Islamic State crisis: US intensifies airs strikes in Kobane
US-led forces have stepped up air strikes against Islamic State (IS) fighters threatening the Syrian town of Kobane, near the Turkish border.
The coalition had carried out 21 strikes over two days, a sharp increase that slowed IS advances, the US said.
President Barack Obama predicted a "long-term campaign" against the group, which holds swathes of Syria and Iraq.
He was speaking at a meeting of military commanders from 22 countries that have joined the anti-IS coalition.
"This is an operation that involves the world" against IS, Mr Obama said after the meeting at Andrews Air Force Base near Washington.
"There are going to be periods of progress and setbacks," he added.
President Obama said the allies were "deeply concerned" about the situation in and around Kobane.
The battle for the predominantly Kurdish town has lasted for a month and is regarded as a major test of whether the coalition's air campaign can push back IS.
US-led forces have been carrying out air strikes in support of Kurdish forces there for two weeks.

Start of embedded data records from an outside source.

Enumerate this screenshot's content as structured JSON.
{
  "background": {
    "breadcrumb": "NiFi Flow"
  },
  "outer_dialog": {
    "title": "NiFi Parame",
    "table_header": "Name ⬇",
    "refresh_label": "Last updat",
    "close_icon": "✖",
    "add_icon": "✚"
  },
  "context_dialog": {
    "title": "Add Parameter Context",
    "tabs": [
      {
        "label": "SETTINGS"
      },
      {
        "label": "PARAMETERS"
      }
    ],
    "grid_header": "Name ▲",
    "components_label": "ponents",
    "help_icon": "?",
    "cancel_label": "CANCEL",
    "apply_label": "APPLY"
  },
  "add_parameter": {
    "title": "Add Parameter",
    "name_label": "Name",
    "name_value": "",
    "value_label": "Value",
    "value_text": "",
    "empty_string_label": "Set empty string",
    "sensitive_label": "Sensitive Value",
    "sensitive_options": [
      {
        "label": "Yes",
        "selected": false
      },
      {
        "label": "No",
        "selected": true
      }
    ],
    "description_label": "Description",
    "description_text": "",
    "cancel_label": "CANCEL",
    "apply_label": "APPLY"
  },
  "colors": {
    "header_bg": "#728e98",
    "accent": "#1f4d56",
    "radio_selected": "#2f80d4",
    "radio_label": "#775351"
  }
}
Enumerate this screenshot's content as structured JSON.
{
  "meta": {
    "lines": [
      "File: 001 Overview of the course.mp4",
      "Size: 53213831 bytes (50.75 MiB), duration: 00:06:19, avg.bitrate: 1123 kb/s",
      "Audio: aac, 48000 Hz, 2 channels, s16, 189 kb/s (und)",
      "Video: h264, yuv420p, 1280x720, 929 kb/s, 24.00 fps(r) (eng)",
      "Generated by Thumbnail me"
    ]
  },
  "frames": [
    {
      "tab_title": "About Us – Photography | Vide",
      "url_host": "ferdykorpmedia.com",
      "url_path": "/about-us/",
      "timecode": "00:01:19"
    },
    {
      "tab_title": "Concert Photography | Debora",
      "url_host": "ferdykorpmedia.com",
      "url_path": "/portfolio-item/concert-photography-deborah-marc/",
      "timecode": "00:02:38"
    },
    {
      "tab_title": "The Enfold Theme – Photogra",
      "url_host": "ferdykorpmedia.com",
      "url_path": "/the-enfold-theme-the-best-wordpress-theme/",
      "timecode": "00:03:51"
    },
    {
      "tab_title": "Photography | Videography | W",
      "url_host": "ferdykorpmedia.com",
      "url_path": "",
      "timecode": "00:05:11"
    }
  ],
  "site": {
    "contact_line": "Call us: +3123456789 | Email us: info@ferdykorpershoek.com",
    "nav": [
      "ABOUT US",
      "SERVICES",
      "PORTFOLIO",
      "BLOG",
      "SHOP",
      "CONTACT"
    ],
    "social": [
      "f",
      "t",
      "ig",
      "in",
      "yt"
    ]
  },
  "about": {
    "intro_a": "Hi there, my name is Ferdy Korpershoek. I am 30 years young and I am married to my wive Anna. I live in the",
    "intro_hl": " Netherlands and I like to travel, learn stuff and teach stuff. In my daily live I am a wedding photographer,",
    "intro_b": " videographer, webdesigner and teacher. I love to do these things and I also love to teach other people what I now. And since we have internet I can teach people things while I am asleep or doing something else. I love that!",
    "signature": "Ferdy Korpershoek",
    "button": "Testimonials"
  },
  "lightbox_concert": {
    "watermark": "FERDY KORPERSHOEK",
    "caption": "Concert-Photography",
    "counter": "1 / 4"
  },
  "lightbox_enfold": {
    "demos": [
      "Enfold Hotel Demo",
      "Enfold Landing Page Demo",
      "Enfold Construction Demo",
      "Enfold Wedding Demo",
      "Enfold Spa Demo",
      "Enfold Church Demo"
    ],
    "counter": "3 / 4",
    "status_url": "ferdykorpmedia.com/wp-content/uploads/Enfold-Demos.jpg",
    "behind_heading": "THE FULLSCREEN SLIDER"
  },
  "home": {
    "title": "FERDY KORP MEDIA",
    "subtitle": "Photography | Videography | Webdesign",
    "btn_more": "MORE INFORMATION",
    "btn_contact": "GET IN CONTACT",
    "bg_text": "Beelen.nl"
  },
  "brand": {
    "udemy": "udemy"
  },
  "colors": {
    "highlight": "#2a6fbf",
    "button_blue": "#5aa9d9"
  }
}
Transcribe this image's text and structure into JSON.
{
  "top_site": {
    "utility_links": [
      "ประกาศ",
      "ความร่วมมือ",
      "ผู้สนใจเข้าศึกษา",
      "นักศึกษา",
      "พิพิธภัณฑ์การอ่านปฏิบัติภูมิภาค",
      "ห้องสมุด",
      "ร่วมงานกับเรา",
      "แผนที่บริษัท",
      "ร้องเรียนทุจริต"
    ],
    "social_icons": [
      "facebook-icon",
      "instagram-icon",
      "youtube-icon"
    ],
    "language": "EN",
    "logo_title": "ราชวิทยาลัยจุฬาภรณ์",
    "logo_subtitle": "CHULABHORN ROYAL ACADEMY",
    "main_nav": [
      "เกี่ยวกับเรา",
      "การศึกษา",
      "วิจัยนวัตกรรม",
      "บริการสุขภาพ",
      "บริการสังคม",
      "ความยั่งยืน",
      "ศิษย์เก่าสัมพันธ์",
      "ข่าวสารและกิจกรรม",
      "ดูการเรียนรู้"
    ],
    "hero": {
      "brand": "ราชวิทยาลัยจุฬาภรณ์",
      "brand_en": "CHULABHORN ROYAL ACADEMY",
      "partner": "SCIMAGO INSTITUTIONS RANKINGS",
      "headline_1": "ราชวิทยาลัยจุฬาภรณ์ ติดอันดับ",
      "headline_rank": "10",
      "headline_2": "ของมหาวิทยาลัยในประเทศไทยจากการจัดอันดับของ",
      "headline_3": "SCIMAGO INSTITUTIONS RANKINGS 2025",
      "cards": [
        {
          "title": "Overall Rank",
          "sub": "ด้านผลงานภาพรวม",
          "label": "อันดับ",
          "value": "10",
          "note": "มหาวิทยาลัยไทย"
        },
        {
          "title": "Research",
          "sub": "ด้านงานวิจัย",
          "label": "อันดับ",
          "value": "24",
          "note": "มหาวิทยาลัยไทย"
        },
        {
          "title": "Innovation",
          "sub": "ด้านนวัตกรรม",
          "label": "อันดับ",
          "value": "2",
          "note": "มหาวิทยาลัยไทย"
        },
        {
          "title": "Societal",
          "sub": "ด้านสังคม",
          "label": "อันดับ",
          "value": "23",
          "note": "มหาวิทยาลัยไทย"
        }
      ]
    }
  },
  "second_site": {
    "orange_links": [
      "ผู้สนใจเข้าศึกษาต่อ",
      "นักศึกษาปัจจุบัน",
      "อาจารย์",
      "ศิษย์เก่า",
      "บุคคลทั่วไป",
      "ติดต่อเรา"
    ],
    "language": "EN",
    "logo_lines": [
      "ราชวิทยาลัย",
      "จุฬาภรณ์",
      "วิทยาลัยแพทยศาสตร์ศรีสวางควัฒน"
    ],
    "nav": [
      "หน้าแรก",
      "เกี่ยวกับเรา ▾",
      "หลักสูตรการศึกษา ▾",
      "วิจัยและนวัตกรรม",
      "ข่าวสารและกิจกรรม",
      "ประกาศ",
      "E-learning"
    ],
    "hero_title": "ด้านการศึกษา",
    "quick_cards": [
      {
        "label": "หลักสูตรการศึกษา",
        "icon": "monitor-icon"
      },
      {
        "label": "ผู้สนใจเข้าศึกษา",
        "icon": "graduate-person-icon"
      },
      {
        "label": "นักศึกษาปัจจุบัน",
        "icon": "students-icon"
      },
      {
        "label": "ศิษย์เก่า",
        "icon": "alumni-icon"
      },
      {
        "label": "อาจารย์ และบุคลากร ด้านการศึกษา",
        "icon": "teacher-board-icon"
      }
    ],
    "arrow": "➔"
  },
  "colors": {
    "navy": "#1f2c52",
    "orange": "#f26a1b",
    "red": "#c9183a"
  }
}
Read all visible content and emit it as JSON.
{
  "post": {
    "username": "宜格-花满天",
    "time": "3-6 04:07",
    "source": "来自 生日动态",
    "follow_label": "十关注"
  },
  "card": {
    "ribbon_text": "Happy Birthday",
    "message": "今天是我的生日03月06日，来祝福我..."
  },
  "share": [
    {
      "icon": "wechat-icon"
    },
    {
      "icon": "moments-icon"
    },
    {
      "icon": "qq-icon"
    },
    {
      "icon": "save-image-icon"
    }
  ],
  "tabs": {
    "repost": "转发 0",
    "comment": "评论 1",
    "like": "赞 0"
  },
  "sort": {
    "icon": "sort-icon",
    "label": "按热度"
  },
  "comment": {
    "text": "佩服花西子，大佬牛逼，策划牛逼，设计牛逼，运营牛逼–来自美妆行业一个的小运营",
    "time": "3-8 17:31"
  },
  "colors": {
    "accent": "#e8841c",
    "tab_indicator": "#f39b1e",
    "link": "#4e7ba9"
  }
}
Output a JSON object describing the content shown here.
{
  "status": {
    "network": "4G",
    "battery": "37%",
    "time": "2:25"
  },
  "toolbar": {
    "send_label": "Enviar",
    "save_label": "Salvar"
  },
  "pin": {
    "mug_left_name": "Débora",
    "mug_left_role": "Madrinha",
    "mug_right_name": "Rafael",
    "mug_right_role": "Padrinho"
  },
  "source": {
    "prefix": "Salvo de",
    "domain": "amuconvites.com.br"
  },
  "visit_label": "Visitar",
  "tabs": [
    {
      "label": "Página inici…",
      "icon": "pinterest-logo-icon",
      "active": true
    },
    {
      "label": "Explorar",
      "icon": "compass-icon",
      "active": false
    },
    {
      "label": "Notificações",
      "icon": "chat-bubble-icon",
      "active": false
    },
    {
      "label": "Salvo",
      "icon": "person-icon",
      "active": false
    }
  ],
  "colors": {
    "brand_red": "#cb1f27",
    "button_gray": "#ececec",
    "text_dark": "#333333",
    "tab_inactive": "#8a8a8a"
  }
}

In a statement, the US military said Tuesday's raids had destroyed IS buildings and military vehicles.
It added that the situation on the ground "remains fluid, with IS attempting to gain territory and Kurdish militia continuing to hold out".
Abdulrahman Kok, a Kurdish journalist in Kobane, told Reuters news agency that the air strikes had lasted throughout Tuesday, calling it "a first".
But he added that IS had intensified its own shelling later in the afternoon.
IS is believed to control about half of the town, from which more than 160,000 people have fled.
Capturing it would give the group unbroken control of a long stretch of the Syrian-Turkish border.
Mr Obama also said the US was "also focused on the fighting that is taking place in Iraq's Anbar province".
The militants have made significant gains in the western province in recent weeks, despite air strikes from the US and its allies since August.
The battles in both Anbar and Kobane illustrated the threat posed by IS and "coalition air strikes will continue in both these areas", he said.
In other developments:
- The White House said President Obama would discuss the fight against IS in a video conference on Wednesday with British, French, German and Italian leaders
- Lakhdar Brahimi, the former UN and Arab League special envoy to Syria, called for Iran to be part of political and military initiatives to stop IS
- At least 10 Syrian soldiers were killed in fighting against IS militants in the eastern province of Deir Ezzor, activists said
- Two Iraqi journalists have been killed by IS in the past four days, the advocacy group Reporters Without Borders said.